Clinging to the hope that ‘Fading Gigolo’ is something spectacular may unfortunately be in vein. The charm that the film’s writer, director, and star John Turturro has shown in his career fails to translate in his latest project, namely his enthusiasm. A story about a newfound pimp/gigolo partnership between ex-bookshop keeper Murray (Woody Allen) and part-time florist Fioravante (John Turturro) holds strange storyline branches around Fioravante’s new ladyloves and the loosely explained actual love that buds between Fioravante and the Hasidic widow, Avigal (Vanessa Paradis). And while the meat has potential, the details are forgettable.
The identity of ‘Fading Gigolo’ is left hanging in the air. With an Allen-esque quality where his dialogue has its typical overflow and Turturro’s is more of a dry well, the romantic hopes and failings of gigolo life alongside the uninteresting exchanges make Allen’s influence feel too heavy. Fioravante as the central figure is missing some serious energy. As soon as Murray suggests, and too soon in the film, the idea of gigolo wealth purely because his dermatologist Dr. Parker (Sharon Stone) brought it up to him in conversation about ménage à trois, the ball is suddenly rolling. With only a scene’s worth of resistance, Fioravante says yes to Dr. Parker, through Murray of course so he may get his cut, and he is suddenly at home in her luxury apartment and things start too easy and successfully to be convincing.
There are a number of things that we’re simply left to wonder throughout the film. For instance, what is Murray’s relationship with the African American family he seems to live with? Adopted daughter with now four kids? Single-mom takes in friendly neighbor? And who does Murray take to clean little Dante’s head of lice but Avigal. The connection to both this family and the Hasidic community are left without a solid basis. Other than the fact that the two parties are Brooklynites and we know that Murray has known Fioravante since he was a kid, that’s the only main background we come to understand.
When Murray brings up to Avigal that a widow needs to find something of a ‘passion’ in her situation, Fioravante is led to pretend he is both a Jew and a masseuse for money now of a different kind, which then grows into true affection. When she cries at his bare touch to her back, never touched before, it is moving on some level, but still feels unrealistic. The premise of the story is an intriguing thought, but Fioravante’s generic and flat dialogue companied with some corny moments of poetic Italian or Spanish that he translates for Avigal, it feels too staged for the screen. What is interesting is that it feels more like a play, a piece that can be worked with or exaggerated even more because it has these theatrical qualities.

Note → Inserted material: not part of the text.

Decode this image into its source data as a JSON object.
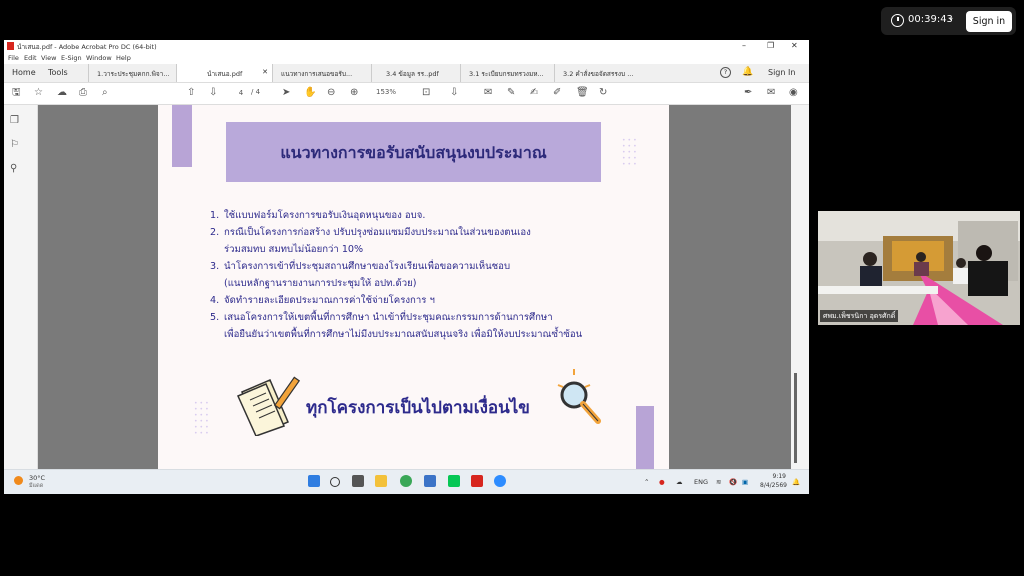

‘Fading Gigolo’ also stars Sophia Vergara as Selima, friend of Dr. Parker and ménage à trios prospect, and Liev Schreiber as Dovi, the Williamsburg ‘Neighborhood Watch’ who’s had a keen eye on Avigal for years and follows his suspicion in seeing Murray and her together. Schreiber gives the best performance for being most out of the box. As the Hasidic enforcer, he’s the most unique character and does well in both accent and character development. He becomes more open and honest as he follows Avigal, concerned and jealous before opening up to her, more progress than the other characters. The final scene is an awkwardly long staring contest of sorts between Murray and Fioravante in a diner after Murray tries to pimp out Fioravante to a French woman. Just when you’re sure he’s done, and Fioravante says it, it suddenly feels they are back where they started. They stare, they smile, the end. This is not a ‘full circle’ kind of film. It feels misplaced, as Turturro is not exactly convincing as a gigolo and ménage à trois doesn’t seem to do the trick. It’s more an awkward and forbidden romance that otherwise is slow moving with a few interesting cultural references (a Hasidic woman cannot shake hands or show her hair outside of the home, and Kosher cooking is completely foreign until you need to use it for someone else, as Fioravante does).
The contrast between gigolo life and Jewish culture is risky and stays relatively separate in ‘Fading Gigolo,’ aiding in the identity crisis as if two films are happening at once. Turturro needs a breath of life in this movie, or to purely stay in front of the camera so his focus is in one place. He has it in him, whether he’s an ‘O Brother, Where Art Thou?’ runaway or the eccentric agent type in ‘Transformers,’ or acting alongside the late great Philip Seymour Hoffman in the new ‘God’s Pocket.’ He may be lovable, but Turturro’s ‘Fading Gigolo’ isn’t quite worth a big applause.